Some limitations in the present study are worth noting. First, the cross-sectional design of this study prevented the identification of causal relationships between cytokines and sarcopenia. Therefore, longitudinal studies are needed to explore whether cytokines can be utilized for the early diagnosis and evaluation of therapeutic interventions in sarcopenia. Second, flow cytometry, which measures specific protein expressions, has been the standard method for identifying macrophages. However, given that only a few macrophages were detected in the study samples, cytokines were obtained from participants’ blood samples to indicate macrophage activation. Next, considering that cytokines are potent mediators across various inflammatory states and age-related diseases, their measurements might have been affected by physiological and pathological changes. Therefore, macrophage polarization can only be an indirect predictor for evaluating muscle differentiation and sarcopenia. Finally, the sensitivity and specificity values are relatively low in the present study. The sensitivity and specificity of a quantitative test are dependent on the cutoff point above or below which the test is positive. If the cutoff point is raised, there are fewer false positives but more false negatives that the test is highly specific but not very sensitive.

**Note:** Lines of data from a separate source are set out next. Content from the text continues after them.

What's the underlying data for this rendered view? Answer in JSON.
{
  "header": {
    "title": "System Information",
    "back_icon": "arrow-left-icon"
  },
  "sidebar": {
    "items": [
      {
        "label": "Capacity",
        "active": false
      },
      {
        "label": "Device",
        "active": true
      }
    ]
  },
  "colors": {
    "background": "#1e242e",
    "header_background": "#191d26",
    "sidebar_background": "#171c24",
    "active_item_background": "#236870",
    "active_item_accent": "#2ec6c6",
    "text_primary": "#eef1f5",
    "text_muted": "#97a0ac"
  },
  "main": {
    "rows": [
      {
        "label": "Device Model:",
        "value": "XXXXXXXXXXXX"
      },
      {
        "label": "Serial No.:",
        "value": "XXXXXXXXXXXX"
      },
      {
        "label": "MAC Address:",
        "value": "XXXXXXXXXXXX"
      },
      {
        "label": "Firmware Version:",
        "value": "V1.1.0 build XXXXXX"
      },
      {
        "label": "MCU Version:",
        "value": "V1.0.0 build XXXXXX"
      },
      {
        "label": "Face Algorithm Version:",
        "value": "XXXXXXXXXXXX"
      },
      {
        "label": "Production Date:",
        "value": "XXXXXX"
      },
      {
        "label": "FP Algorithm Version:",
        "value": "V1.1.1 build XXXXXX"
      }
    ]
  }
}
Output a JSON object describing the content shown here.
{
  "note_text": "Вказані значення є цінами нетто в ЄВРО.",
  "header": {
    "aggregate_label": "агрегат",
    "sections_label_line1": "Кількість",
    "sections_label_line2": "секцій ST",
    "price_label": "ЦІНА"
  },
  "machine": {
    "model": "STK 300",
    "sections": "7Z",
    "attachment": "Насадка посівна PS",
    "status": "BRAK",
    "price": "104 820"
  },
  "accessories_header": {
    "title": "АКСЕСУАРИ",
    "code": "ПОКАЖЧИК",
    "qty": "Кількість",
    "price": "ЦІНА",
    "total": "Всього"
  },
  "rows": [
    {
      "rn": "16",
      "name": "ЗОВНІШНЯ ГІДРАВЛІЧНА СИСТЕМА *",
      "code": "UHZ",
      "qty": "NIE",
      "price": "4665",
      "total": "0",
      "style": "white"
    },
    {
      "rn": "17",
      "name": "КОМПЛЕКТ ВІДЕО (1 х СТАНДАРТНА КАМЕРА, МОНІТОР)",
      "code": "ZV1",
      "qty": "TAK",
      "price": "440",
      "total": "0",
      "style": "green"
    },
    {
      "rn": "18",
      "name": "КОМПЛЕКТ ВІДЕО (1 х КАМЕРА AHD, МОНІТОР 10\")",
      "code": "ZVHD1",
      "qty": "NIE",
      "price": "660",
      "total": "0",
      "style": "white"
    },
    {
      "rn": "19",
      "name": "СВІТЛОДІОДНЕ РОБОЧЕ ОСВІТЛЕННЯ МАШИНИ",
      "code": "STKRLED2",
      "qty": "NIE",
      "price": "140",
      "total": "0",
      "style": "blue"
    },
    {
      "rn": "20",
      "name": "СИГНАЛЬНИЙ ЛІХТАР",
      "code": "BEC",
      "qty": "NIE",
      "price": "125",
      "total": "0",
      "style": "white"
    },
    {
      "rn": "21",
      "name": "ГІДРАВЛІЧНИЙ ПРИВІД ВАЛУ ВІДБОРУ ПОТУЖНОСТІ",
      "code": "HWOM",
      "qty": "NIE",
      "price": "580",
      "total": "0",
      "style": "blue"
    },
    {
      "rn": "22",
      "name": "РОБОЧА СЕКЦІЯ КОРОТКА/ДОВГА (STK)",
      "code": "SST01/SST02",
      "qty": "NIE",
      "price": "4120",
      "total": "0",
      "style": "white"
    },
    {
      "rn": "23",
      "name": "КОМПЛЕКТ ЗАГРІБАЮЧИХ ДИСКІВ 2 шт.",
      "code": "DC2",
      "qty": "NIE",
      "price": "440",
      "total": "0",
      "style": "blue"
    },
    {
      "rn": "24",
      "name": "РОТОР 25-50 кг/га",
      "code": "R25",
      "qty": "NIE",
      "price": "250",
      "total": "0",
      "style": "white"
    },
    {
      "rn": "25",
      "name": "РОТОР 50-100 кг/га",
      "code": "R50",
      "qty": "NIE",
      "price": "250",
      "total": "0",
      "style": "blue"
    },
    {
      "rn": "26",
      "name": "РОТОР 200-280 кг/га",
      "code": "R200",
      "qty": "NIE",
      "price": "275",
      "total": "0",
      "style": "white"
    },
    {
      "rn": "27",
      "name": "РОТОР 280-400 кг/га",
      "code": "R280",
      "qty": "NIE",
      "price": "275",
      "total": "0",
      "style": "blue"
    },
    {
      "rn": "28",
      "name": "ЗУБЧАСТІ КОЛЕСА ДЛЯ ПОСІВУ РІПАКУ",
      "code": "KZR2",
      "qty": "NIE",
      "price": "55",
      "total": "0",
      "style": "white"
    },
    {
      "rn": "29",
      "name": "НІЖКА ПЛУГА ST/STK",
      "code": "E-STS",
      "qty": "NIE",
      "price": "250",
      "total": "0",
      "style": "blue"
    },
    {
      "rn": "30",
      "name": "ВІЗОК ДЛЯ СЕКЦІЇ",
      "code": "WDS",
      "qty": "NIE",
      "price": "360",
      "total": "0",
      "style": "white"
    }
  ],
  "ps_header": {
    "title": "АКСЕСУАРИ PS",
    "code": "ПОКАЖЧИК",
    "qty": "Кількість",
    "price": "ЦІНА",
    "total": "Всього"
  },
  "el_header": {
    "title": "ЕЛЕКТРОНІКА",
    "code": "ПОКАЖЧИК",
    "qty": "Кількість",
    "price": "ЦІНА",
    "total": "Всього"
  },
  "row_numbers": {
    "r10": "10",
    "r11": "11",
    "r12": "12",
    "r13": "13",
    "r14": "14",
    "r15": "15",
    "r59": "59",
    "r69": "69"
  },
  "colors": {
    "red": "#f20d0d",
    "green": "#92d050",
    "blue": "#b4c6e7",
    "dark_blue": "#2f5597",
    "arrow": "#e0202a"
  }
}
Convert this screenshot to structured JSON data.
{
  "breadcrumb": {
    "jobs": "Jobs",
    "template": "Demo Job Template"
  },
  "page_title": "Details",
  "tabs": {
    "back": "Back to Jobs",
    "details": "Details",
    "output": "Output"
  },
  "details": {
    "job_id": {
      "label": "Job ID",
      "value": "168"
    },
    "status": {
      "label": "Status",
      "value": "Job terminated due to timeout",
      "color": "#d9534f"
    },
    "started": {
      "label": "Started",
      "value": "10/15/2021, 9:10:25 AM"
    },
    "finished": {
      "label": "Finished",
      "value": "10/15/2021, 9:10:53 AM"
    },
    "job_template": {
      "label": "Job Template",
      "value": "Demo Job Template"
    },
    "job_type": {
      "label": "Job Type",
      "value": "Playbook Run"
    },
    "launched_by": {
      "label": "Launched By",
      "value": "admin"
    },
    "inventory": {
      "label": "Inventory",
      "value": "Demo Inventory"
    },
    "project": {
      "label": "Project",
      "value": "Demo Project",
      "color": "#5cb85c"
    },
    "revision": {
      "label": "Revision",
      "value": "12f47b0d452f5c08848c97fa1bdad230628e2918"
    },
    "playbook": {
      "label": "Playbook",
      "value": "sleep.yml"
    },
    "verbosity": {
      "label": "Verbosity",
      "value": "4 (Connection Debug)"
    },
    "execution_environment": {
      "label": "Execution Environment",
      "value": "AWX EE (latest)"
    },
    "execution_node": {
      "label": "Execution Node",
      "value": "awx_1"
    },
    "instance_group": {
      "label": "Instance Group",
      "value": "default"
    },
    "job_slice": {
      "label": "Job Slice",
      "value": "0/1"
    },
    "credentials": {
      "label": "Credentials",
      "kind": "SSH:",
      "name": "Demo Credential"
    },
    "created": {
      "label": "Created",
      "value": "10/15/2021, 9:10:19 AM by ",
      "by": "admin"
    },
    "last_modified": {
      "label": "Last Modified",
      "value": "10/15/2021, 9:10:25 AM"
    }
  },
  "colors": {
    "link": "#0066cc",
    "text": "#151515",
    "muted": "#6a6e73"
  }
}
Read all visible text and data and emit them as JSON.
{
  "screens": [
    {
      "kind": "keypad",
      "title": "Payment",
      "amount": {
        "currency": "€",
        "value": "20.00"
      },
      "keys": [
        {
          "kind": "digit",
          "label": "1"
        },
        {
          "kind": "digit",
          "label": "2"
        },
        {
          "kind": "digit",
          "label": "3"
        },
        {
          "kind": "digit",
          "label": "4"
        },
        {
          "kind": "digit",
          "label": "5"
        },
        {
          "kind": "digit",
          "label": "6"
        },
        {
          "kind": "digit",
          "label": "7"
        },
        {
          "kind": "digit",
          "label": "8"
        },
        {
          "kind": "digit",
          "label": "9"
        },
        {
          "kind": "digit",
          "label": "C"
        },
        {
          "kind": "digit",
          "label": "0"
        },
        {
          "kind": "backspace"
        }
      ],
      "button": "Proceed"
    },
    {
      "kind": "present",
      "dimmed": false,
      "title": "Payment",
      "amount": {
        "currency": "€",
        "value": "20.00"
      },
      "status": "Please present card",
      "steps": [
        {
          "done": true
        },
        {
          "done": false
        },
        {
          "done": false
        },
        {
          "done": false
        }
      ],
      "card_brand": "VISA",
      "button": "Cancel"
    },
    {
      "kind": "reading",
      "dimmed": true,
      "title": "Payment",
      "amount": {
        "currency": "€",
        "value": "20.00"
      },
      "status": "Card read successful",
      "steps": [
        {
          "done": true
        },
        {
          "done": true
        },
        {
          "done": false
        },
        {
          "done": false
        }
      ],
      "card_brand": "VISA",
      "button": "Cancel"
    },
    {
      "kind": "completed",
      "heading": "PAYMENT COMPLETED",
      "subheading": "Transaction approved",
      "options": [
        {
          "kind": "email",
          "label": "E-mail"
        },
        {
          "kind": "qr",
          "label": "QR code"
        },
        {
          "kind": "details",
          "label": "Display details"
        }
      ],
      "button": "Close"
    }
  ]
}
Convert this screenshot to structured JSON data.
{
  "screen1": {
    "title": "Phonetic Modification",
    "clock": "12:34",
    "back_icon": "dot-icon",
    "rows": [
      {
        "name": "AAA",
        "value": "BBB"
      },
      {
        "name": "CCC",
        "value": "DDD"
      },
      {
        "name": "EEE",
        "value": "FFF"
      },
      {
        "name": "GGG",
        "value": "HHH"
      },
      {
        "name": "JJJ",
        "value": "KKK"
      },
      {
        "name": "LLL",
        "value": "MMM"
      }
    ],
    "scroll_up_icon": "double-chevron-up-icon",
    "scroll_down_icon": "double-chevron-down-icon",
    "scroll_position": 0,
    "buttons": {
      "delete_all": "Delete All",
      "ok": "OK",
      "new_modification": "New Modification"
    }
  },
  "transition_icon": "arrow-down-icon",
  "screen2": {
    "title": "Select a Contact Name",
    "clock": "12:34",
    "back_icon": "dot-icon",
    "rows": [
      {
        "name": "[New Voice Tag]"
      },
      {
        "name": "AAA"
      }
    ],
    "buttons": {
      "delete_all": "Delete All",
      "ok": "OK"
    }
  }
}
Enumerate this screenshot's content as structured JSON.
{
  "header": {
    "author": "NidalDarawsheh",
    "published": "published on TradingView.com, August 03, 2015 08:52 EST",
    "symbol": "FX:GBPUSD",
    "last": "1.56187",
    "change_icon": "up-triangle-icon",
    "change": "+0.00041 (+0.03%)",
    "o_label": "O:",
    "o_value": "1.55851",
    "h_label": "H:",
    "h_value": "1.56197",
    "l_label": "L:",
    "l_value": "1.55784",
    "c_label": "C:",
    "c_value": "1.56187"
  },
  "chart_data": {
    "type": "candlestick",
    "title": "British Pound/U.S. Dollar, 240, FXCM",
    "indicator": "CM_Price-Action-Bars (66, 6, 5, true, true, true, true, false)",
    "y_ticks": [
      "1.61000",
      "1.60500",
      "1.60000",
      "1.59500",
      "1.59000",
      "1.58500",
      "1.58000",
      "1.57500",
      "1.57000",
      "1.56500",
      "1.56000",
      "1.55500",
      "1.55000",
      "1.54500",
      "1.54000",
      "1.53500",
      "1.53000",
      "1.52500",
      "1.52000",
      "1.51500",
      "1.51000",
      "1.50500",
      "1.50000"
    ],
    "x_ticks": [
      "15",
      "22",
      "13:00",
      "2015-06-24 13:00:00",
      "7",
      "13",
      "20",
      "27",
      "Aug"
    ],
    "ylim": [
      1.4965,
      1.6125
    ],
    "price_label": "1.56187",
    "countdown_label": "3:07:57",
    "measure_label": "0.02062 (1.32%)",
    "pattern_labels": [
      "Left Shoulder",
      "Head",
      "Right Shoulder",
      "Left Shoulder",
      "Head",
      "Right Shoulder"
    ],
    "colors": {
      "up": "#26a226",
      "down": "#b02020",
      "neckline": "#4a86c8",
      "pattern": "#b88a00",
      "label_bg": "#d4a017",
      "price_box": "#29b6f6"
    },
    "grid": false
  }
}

The current study found that the number of sarcopenia components and sarcopenia severity were associated with plasma cytokines levels among older individuals. Furthermore, IL-12 had been found to be associated with the occurrence of sarcopenia, suggesting its potential as a muscle quality indicator for predicting outcomes of age-associated muscle loss. The combination of clinical practice and biomarker assessment in evaluating muscle quality may be essential for the early diagnosis of sarcopenia. Moreover, determining whether IL-12 can become a novel biological target for preventive and therapeutic interventions will be interesting. Nevertheless, the potential mechanisms through which macrophage function affects aging skeletal muscle remain unclear. Further studies are required to characterize the function of these cytokines and provide a basis for the better modulation of their signaling in therapeutic approaches.